*** Opening SUPPLIED RECORDS ***
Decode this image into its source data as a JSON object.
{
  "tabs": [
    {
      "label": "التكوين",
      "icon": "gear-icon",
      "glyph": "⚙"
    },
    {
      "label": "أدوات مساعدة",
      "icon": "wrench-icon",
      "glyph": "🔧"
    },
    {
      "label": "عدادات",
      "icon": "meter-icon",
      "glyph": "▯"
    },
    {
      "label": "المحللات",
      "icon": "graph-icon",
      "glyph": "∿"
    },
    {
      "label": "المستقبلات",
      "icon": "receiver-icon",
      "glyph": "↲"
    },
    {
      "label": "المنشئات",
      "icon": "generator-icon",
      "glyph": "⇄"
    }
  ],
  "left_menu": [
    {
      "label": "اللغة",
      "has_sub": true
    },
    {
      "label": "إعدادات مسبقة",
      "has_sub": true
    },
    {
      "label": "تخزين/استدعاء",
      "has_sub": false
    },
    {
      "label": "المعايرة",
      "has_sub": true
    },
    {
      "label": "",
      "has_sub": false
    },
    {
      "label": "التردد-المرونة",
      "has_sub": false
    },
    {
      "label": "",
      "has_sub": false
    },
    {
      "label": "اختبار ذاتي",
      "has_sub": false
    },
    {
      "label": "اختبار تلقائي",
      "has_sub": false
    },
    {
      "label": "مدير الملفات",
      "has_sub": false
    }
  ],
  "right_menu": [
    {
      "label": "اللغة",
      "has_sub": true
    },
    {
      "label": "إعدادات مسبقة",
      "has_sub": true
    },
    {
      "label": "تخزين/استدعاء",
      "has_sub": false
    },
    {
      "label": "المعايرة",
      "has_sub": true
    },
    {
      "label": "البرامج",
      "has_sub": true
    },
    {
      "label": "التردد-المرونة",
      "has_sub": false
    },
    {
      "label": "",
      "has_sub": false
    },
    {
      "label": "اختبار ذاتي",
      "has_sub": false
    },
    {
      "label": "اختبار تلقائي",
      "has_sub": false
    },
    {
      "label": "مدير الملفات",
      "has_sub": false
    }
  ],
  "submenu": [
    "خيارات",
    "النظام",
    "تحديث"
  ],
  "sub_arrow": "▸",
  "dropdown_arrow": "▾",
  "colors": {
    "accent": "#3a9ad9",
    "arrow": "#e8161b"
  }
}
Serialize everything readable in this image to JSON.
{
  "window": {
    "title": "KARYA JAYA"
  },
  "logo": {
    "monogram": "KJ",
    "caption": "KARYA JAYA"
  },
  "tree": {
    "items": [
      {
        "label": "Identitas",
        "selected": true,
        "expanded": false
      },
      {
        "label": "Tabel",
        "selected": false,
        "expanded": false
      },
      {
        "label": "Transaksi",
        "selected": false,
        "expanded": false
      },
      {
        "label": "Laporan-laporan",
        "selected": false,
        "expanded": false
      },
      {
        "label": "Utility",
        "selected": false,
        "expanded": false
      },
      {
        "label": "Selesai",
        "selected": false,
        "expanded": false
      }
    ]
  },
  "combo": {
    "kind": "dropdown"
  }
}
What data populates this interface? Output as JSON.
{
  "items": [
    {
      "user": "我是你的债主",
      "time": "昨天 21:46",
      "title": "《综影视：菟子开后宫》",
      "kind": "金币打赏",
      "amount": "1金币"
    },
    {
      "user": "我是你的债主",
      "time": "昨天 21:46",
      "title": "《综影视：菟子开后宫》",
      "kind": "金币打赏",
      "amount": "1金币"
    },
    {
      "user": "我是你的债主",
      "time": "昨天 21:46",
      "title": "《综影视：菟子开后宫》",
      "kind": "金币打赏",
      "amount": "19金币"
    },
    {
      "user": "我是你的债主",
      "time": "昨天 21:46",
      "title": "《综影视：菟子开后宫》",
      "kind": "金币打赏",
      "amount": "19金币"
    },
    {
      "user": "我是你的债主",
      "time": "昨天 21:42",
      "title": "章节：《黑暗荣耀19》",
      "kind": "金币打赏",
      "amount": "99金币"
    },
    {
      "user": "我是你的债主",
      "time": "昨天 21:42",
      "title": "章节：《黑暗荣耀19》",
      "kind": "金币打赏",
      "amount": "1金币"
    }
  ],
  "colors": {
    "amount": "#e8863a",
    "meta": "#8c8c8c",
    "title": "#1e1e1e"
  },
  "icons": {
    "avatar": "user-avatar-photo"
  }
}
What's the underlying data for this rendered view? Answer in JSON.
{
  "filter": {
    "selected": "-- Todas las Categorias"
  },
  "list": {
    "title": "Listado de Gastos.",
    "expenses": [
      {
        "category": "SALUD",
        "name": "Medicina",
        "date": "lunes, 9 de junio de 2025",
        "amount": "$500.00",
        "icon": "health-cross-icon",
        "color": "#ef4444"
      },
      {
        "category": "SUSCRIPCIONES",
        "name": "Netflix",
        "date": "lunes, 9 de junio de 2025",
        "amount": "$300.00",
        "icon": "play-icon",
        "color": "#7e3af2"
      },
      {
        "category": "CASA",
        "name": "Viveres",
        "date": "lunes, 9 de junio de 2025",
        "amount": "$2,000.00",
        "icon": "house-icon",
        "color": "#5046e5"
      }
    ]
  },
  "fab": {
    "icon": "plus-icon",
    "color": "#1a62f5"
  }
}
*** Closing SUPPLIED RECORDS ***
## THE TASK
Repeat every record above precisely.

## SOLUTION FOR THIS TASK
Decode this image into its source data as a JSON object.
{
  "tabs": [
    {
      "label": "التكوين",
      "icon": "gear-icon",
      "glyph": "⚙"
    },
    {
      "label": "أدوات مساعدة",
      "icon": "wrench-icon",
      "glyph": "🔧"
    },
    {
      "label": "عدادات",
      "icon": "meter-icon",
      "glyph": "▯"
    },
    {
      "label": "المحللات",
      "icon": "graph-icon",
      "glyph": "∿"
    },
    {
      "label": "المستقبلات",
      "icon": "receiver-icon",
      "glyph": "↲"
    },
    {
      "label": "المنشئات",
      "icon": "generator-icon",
      "glyph": "⇄"
    }
  ],
  "left_menu": [
    {
      "label": "اللغة",
      "has_sub": true
    },
    {
      "label": "إعدادات مسبقة",
      "has_sub": true
    },
    {
      "label": "تخزين/استدعاء",
      "has_sub": false
    },
    {
      "label": "المعايرة",
      "has_sub": true
    },
    {
      "label": "",
      "has_sub": false
    },
    {
      "label": "التردد-المرونة",
      "has_sub": false
    },
    {
      "label": "",
      "has_sub": false
    },
    {
      "label": "اختبار ذاتي",
      "has_sub": false
    },
    {
      "label": "اختبار تلقائي",
      "has_sub": false
    },
    {
      "label": "مدير الملفات",
      "has_sub": false
    }
  ],
  "right_menu": [
    {
      "label": "اللغة",
      "has_sub": true
    },
    {
      "label": "إعدادات مسبقة",
      "has_sub": true
    },
    {
      "label": "تخزين/استدعاء",
      "has_sub": false
    },
    {
      "label": "المعايرة",
      "has_sub": true
    },
    {
      "label": "البرامج",
      "has_sub": true
    },
    {
      "label": "التردد-المرونة",
      "has_sub": false
    },
    {
      "label": "",
      "has_sub": false
    },
    {
      "label": "اختبار ذاتي",
      "has_sub": false
    },
    {
      "label": "اختبار تلقائي",
      "has_sub": false
    },
    {
      "label": "مدير الملفات",
      "has_sub": false
    }
  ],
  "submenu": [
    "خيارات",
    "النظام",
    "تحديث"
  ],
  "sub_arrow": "▸",
  "dropdown_arrow": "▾",
  "colors": {
    "accent": "#3a9ad9",
    "arrow": "#e8161b"
  }
}
Serialize everything readable in this image to JSON.
{
  "window": {
    "title": "KARYA JAYA"
  },
  "logo": {
    "monogram": "KJ",
    "caption": "KARYA JAYA"
  },
  "tree": {
    "items": [
      {
        "label": "Identitas",
        "selected": true,
        "expanded": false
      },
      {
        "label": "Tabel",
        "selected": false,
        "expanded": false
      },
      {
        "label": "Transaksi",
        "selected": false,
        "expanded": false
      },
      {
        "label": "Laporan-laporan",
        "selected": false,
        "expanded": false
      },
      {
        "label": "Utility",
        "selected": false,
        "expanded": false
      },
      {
        "label": "Selesai",
        "selected": false,
        "expanded": false
      }
    ]
  },
  "combo": {
    "kind": "dropdown"
  }
}
What data populates this interface? Output as JSON.
{
  "items": [
    {
      "user": "我是你的债主",
      "time": "昨天 21:46",
      "title": "《综影视：菟子开后宫》",
      "kind": "金币打赏",
      "amount": "1金币"
    },
    {
      "user": "我是你的债主",
      "time": "昨天 21:46",
      "title": "《综影视：菟子开后宫》",
      "kind": "金币打赏",
      "amount": "1金币"
    },
    {
      "user": "我是你的债主",
      "time": "昨天 21:46",
      "title": "《综影视：菟子开后宫》",
      "kind": "金币打赏",
      "amount": "19金币"
    },
    {
      "user": "我是你的债主",
      "time": "昨天 21:46",
      "title": "《综影视：菟子开后宫》",
      "kind": "金币打赏",
      "amount": "19金币"
    },
    {
      "user": "我是你的债主",
      "time": "昨天 21:42",
      "title": "章节：《黑暗荣耀19》",
      "kind": "金币打赏",
      "amount": "99金币"
    },
    {
      "user": "我是你的债主",
      "time": "昨天 21:42",
      "title": "章节：《黑暗荣耀19》",
      "kind": "金币打赏",
      "amount": "1金币"
    }
  ],
  "colors": {
    "amount": "#e8863a",
    "meta": "#8c8c8c",
    "title": "#1e1e1e"
  },
  "icons": {
    "avatar": "user-avatar-photo"
  }
}
What's the underlying data for this rendered view? Answer in JSON.
{
  "filter": {
    "selected": "-- Todas las Categorias"
  },
  "list": {
    "title": "Listado de Gastos.",
    "expenses": [
      {
        "category": "SALUD",
        "name": "Medicina",
        "date": "lunes, 9 de junio de 2025",
        "amount": "$500.00",
        "icon": "health-cross-icon",
        "color": "#ef4444"
      },
      {
        "category": "SUSCRIPCIONES",
        "name": "Netflix",
        "date": "lunes, 9 de junio de 2025",
        "amount": "$300.00",
        "icon": "play-icon",
        "color": "#7e3af2"
      },
      {
        "category": "CASA",
        "name": "Viveres",
        "date": "lunes, 9 de junio de 2025",
        "amount": "$2,000.00",
        "icon": "house-icon",
        "color": "#5046e5"
      }
    ]
  },
  "fab": {
    "icon": "plus-icon",
    "color": "#1a62f5"
  }
}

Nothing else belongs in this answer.